PROBLEM STATEMENT => Each line of the material below is to be written out exactly. Leave out any picture.
** Opening PROVIDED ENTRIES block **
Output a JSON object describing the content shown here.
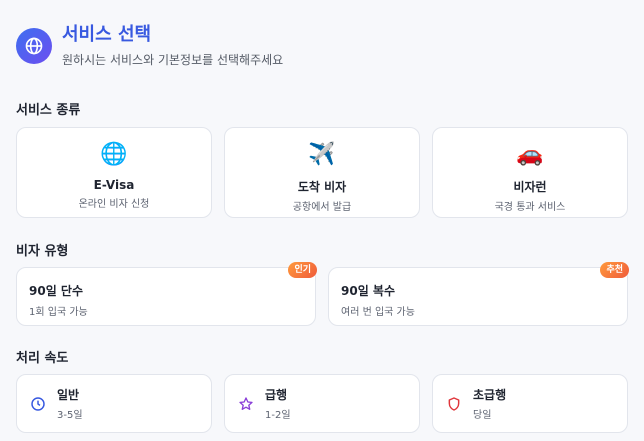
{
  "header": {
    "title": "서비스 선택",
    "subtitle": "원하시는 서비스와 기본정보를 선택해주세요",
    "icon": "globe-icon"
  },
  "service_section": {
    "title": "서비스 종류",
    "items": [
      {
        "icon": "globe-icon",
        "glyph": "🌐",
        "name": "E-Visa",
        "desc": "온라인 비자 신청"
      },
      {
        "icon": "airplane-icon",
        "glyph": "✈️",
        "name": "도착 비자",
        "desc": "공항에서 발급"
      },
      {
        "icon": "car-icon",
        "glyph": "🚗",
        "name": "비자런",
        "desc": "국경 통과 서비스"
      }
    ]
  },
  "visa_section": {
    "title": "비자 유형",
    "items": [
      {
        "name": "90일 단수",
        "desc": "1회 입국 가능",
        "badge": "인기"
      },
      {
        "name": "90일 복수",
        "desc": "여러 번 입국 가능",
        "badge": "추천"
      }
    ]
  },
  "speed_section": {
    "title": "처리 속도",
    "items": [
      {
        "icon": "clock-icon",
        "name": "일반",
        "desc": "3-5일",
        "color": "#3859e0"
      },
      {
        "icon": "star-icon",
        "name": "급행",
        "desc": "1-2일",
        "color": "#8a3fd8"
      },
      {
        "icon": "shield-icon",
        "name": "초급행",
        "desc": "당일",
        "color": "#e0363c"
      }
    ]
  },
  "colors": {
    "accent": "#3859e0",
    "badge_gradient_start": "#ff9a3c",
    "badge_gradient_end": "#ef5b3b"
  }
}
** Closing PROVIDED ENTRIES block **
SOLUTION TO THE PROBLEM =>
Output a JSON object describing the content shown here.
{
  "header": {
    "title": "서비스 선택",
    "subtitle": "원하시는 서비스와 기본정보를 선택해주세요",
    "icon": "globe-icon"
  },
  "service_section": {
    "title": "서비스 종류",
    "items": [
      {
        "icon": "globe-icon",
        "glyph": "🌐",
        "name": "E-Visa",
        "desc": "온라인 비자 신청"
      },
      {
        "icon": "airplane-icon",
        "glyph": "✈️",
        "name": "도착 비자",
        "desc": "공항에서 발급"
      },
      {
        "icon": "car-icon",
        "glyph": "🚗",
        "name": "비자런",
        "desc": "국경 통과 서비스"
      }
    ]
  },
  "visa_section": {
    "title": "비자 유형",
    "items": [
      {
        "name": "90일 단수",
        "desc": "1회 입국 가능",
        "badge": "인기"
      },
      {
        "name": "90일 복수",
        "desc": "여러 번 입국 가능",
        "badge": "추천"
      }
    ]
  },
  "speed_section": {
    "title": "처리 속도",
    "items": [
      {
        "icon": "clock-icon",
        "name": "일반",
        "desc": "3-5일",
        "color": "#3859e0"
      },
      {
        "icon": "star-icon",
        "name": "급행",
        "desc": "1-2일",
        "color": "#8a3fd8"
      },
      {
        "icon": "shield-icon",
        "name": "초급행",
        "desc": "당일",
        "color": "#e0363c"
      }
    ]
  },
  "colors": {
    "accent": "#3859e0",
    "badge_gradient_start": "#ff9a3c",
    "badge_gradient_end": "#ef5b3b"
  }
}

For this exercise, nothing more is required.